(WHAT THIS TASK INVOLVES): Which of the lines below hold "title"? Please return each one.

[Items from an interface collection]
|---|

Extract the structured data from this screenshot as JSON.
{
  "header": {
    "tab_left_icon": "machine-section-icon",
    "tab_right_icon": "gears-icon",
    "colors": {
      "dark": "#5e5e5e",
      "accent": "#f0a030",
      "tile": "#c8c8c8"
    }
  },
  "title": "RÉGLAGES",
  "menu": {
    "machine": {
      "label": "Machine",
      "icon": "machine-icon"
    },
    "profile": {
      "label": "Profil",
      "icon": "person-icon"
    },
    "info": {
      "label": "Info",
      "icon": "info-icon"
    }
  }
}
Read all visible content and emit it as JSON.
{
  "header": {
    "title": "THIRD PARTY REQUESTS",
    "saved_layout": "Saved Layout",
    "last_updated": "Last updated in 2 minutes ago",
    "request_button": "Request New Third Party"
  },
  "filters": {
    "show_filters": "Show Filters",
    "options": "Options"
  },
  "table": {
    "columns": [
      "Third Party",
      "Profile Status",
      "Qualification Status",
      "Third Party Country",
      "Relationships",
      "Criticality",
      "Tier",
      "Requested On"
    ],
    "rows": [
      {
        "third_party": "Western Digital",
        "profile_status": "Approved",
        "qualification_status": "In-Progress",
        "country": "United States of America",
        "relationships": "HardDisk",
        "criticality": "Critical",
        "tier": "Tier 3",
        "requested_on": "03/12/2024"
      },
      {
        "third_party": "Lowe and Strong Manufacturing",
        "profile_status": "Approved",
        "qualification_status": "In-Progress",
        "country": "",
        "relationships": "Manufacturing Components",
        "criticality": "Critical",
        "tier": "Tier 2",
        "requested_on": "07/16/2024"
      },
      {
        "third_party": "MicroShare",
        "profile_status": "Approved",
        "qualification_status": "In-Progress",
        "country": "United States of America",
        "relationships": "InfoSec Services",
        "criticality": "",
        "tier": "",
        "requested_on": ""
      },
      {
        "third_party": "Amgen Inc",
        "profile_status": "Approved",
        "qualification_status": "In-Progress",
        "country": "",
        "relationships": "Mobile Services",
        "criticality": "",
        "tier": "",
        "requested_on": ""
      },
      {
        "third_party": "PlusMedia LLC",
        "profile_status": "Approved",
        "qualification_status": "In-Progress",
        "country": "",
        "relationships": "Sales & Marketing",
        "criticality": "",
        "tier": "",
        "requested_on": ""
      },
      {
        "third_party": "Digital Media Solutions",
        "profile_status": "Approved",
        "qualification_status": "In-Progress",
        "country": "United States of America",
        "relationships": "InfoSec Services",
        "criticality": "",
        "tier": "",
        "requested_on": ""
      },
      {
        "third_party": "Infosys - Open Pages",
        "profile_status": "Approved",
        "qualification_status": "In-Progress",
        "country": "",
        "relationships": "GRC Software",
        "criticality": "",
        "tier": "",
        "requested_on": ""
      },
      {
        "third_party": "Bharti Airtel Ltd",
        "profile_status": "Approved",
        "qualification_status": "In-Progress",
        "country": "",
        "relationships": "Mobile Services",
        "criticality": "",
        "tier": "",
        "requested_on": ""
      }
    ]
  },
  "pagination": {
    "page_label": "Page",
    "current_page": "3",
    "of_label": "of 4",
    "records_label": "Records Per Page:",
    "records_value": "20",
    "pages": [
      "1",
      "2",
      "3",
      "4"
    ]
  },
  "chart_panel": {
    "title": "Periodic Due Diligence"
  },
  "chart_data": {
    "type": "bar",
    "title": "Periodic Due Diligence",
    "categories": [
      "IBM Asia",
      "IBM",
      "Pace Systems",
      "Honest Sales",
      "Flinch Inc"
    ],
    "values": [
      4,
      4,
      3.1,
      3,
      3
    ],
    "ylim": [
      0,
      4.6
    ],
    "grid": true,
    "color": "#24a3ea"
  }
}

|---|

(YOUR SOLUTION):
  "title": "RÉGLAGES",
    "title": "THIRD PARTY REQUESTS",
    "title": "Periodic Due Diligence"
    "title": "Periodic Due Diligence",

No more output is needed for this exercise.